A rugged wilderness tract in southern Mendocino County - home to bald eagles, black bears and mountain lions - has been donated to Sonoma State University by the family of a prominent San Francisco insurance executive.
Valued at $8 million, the 3,500-acre wildlands preserve off Highway 128 near Yorkville was a gift of the Fred B. Galbreath Trust, along with a $1 million endowment to pay for operations on the land.
At $9 million, it's the largest donation to SSU since 1997, when Telecom Valley entrepreneur Donald Green and his wife, Maureen, pledged
$10 million for a concert hall to
be named after them on the SSU
campus. Construction of the Green Music Center is scheduled to start later this year.
"This is a piece of heaven," said Saeid Rahimi, dean of SSU's School of Science and Technology, which will operate the state park-sized preserve as a laboratory for biologists, geologists, geographers and even astronomers.
Rahimi, a techie who specializes in electronics and photonics, said the unexpected gift has kindled the nature lover in him.
"We fell in love with the pristine environment," Rahimi said, describing the ecological diversity of the preserve's forests, meadows, hills, streams and waterfall.
The university's first step will be a thorough survey and mapping of the property, a former sheep ranch that holds only some sheds and a network of no-longer-used logging roads.
Eventually, SSU hopes to establish a biological field station, a conference and retreat center and an observatory, the latter on one of the preserve's 2,000-foot peaks, far from intruding city lights.
"You can hardly find any darker skies," Rahimi said.
The university also hopes to open at least part of the property for public access, recognizing that much of it must remain undisturbed, he said.
Fred Galbreath's daughter, Nancy Johnson of San Rafael, said her father "would have loved the idea that it will be used by people who can study it the way he did."
Galbreath, who died in 2000 at age 98, was a marine insurance executive who once served as lead underwriter for construction of the Golden Gate Bridge, SSU officials said.
The connection between Galbreath's family and SSU was a successful alumnus, Long Beach stockbroker Tom Gillespie, a longtime financial adviser to Fred Galbreath.
An avid outdoorsman, Galbreath had often said the Mendocino County property should be donated to "higher education" but never specified a beneficiary, said Gillespie, a 1974 graduate who majored in economics and got a "great education" at Sonoma State.
He recommended SSU to Galbreath's family, got their consent and called the university to offer the $9 million gift "out of the blue," Gillespie said.
It took a year of quiet negotiations to work out the details, and two weeks ago the California State University Board of Trustees approved the bequest, Rahimi said.
More information about the preserve will be posted on a Web site at www.sonoma.edu/scitech and SSU plans to conduct a public contest to design a logo for the preserve.
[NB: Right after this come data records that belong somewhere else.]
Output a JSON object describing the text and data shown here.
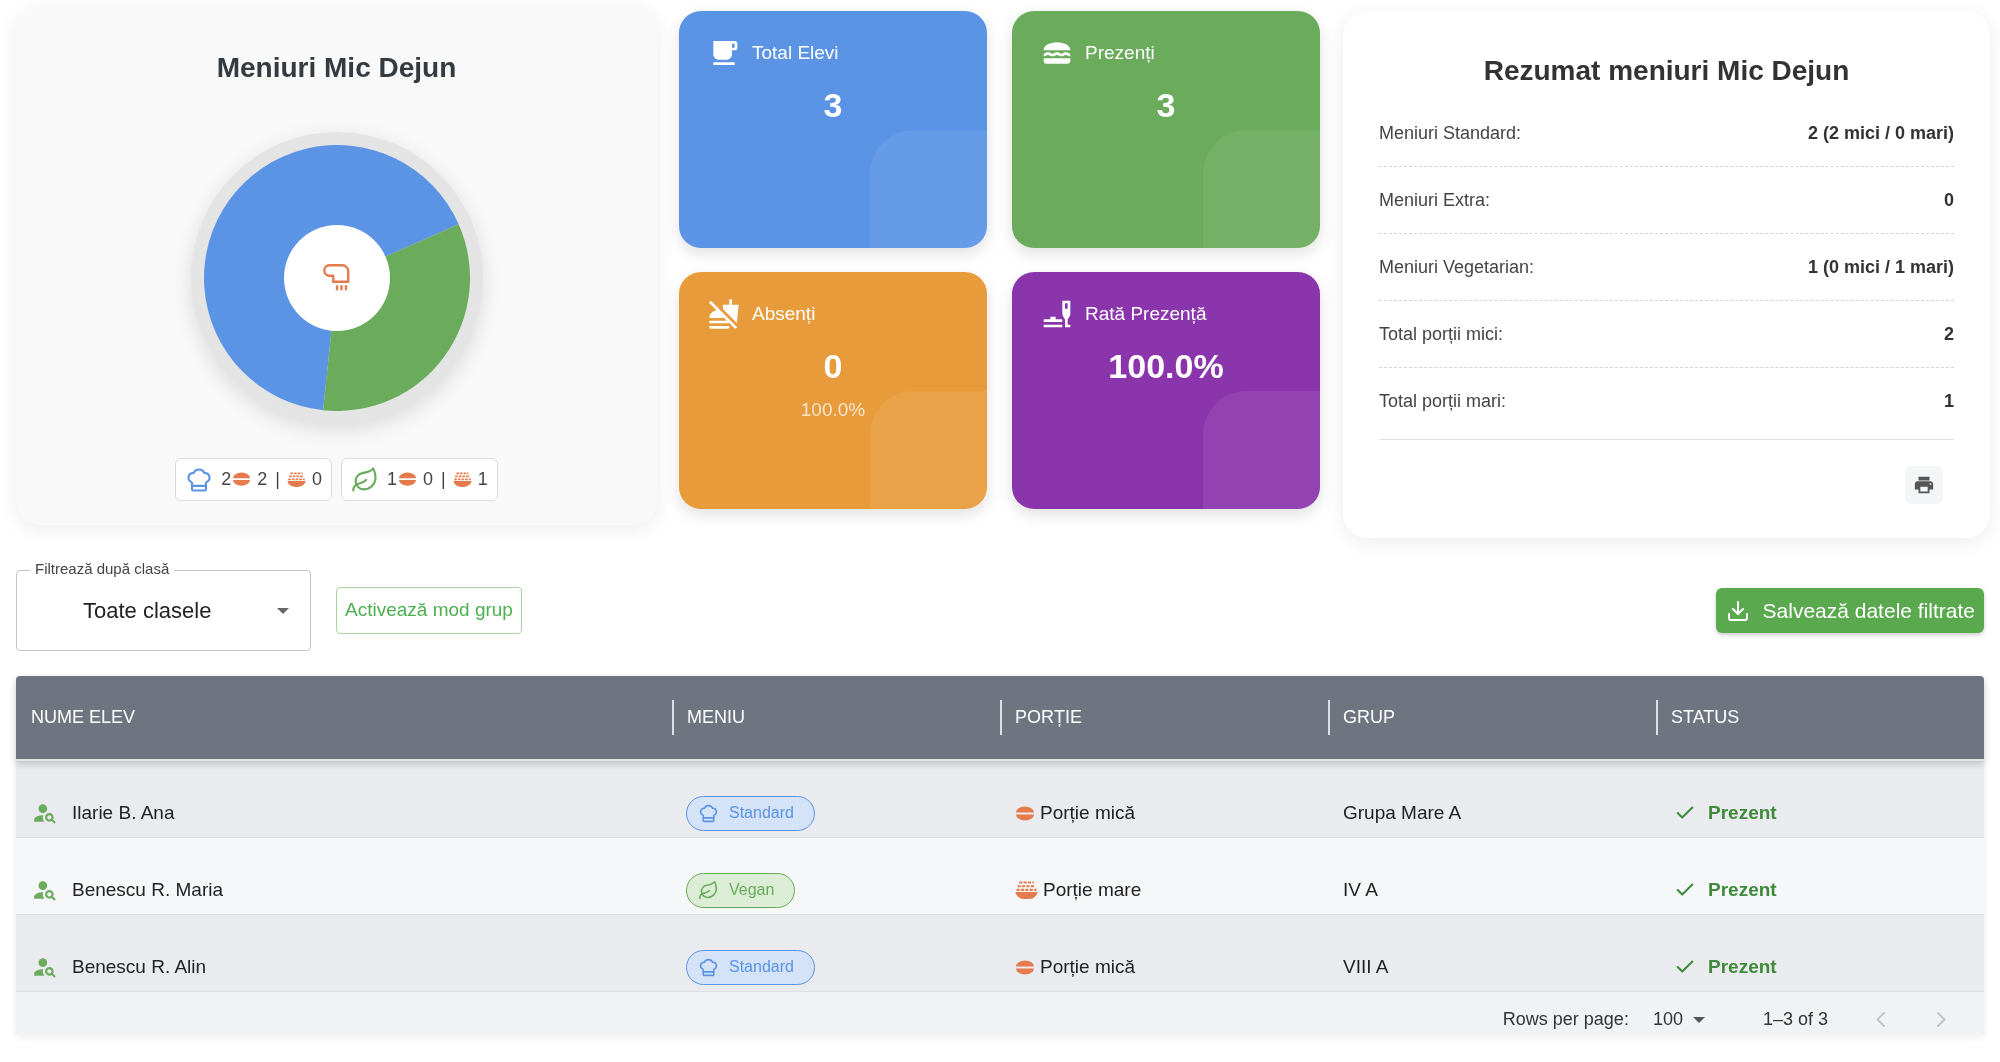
{
  "breakfast_chart": {
    "title": "Meniuri Mic Dejun",
    "chart_data": {
      "type": "donut",
      "values": [
        66.7,
        33.3
      ]
    },
    "legend": [
      {
        "kind": "standard",
        "color": "#5b93e5",
        "total": "2",
        "small": "2",
        "separator": "|",
        "large": "0"
      },
      {
        "kind": "vegan",
        "color": "#6aab5c",
        "total": "1",
        "small": "0",
        "separator": "|",
        "large": "1"
      }
    ]
  },
  "stat_cards": [
    {
      "kind": "total",
      "color": "#5b93e5",
      "label": "Total Elevi",
      "value": "3"
    },
    {
      "kind": "present",
      "color": "#6aab5c",
      "label": "Prezenți",
      "value": "3"
    },
    {
      "kind": "absent",
      "color": "#e79b3a",
      "label": "Absenți",
      "value": "0",
      "note": "100.0%"
    },
    {
      "kind": "rate",
      "color": "#8a35ab",
      "label": "Rată Prezență",
      "value": "100.0%"
    }
  ],
  "summary": {
    "title": "Rezumat meniuri Mic Dejun",
    "rows": [
      {
        "label": "Meniuri Standard:",
        "value": "2 (2 mici / 0 mari)"
      },
      {
        "label": "Meniuri Extra:",
        "value": "0"
      },
      {
        "label": "Meniuri Vegetarian:",
        "value": "1 (0 mici / 1 mari)"
      },
      {
        "label": "Total porții mici:",
        "value": "2"
      },
      {
        "label": "Total porții mari:",
        "value": "1"
      }
    ]
  },
  "filter": {
    "label": "Filtrează după clasă",
    "value": "Toate clasele"
  },
  "group_mode_button": "Activează mod grup",
  "export_button": "Salvează datele filtrate",
  "table": {
    "columns": [
      "NUME ELEV",
      "MENIU",
      "PORȚIE",
      "GRUP",
      "STATUS"
    ],
    "rows": [
      {
        "name": "Ilarie B. Ana",
        "menu": {
          "kind": "standard",
          "label": "Standard"
        },
        "portion": {
          "kind": "small",
          "label": "Porție mică"
        },
        "group": "Grupa Mare A",
        "status": {
          "kind": "present",
          "label": "Prezent"
        }
      },
      {
        "name": "Benescu R. Maria",
        "menu": {
          "kind": "vegan",
          "label": "Vegan"
        },
        "portion": {
          "kind": "large",
          "label": "Porție mare"
        },
        "group": "IV A",
        "status": {
          "kind": "present",
          "label": "Prezent"
        }
      },
      {
        "name": "Benescu R. Alin",
        "menu": {
          "kind": "standard",
          "label": "Standard"
        },
        "portion": {
          "kind": "small",
          "label": "Porție mică"
        },
        "group": "VIII A",
        "status": {
          "kind": "present",
          "label": "Prezent"
        }
      }
    ]
  },
  "pagination": {
    "rows_per_page_label": "Rows per page:",
    "rows_per_page": "100",
    "range": "1–3 of 3",
    "previous": {
      "disabled": true
    },
    "next": {
      "disabled": true
    }
  }
}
SSU President Ruben Armi?na said the "spectacular preserve" will afford faculty and students "new opportunities for teaching and learning through environmental and interdisciplinary research projects."
While Galbreath's $1 million endowment covers operation of the preserve, Rahimi said SSU will raise money to develop the field station and other facilities.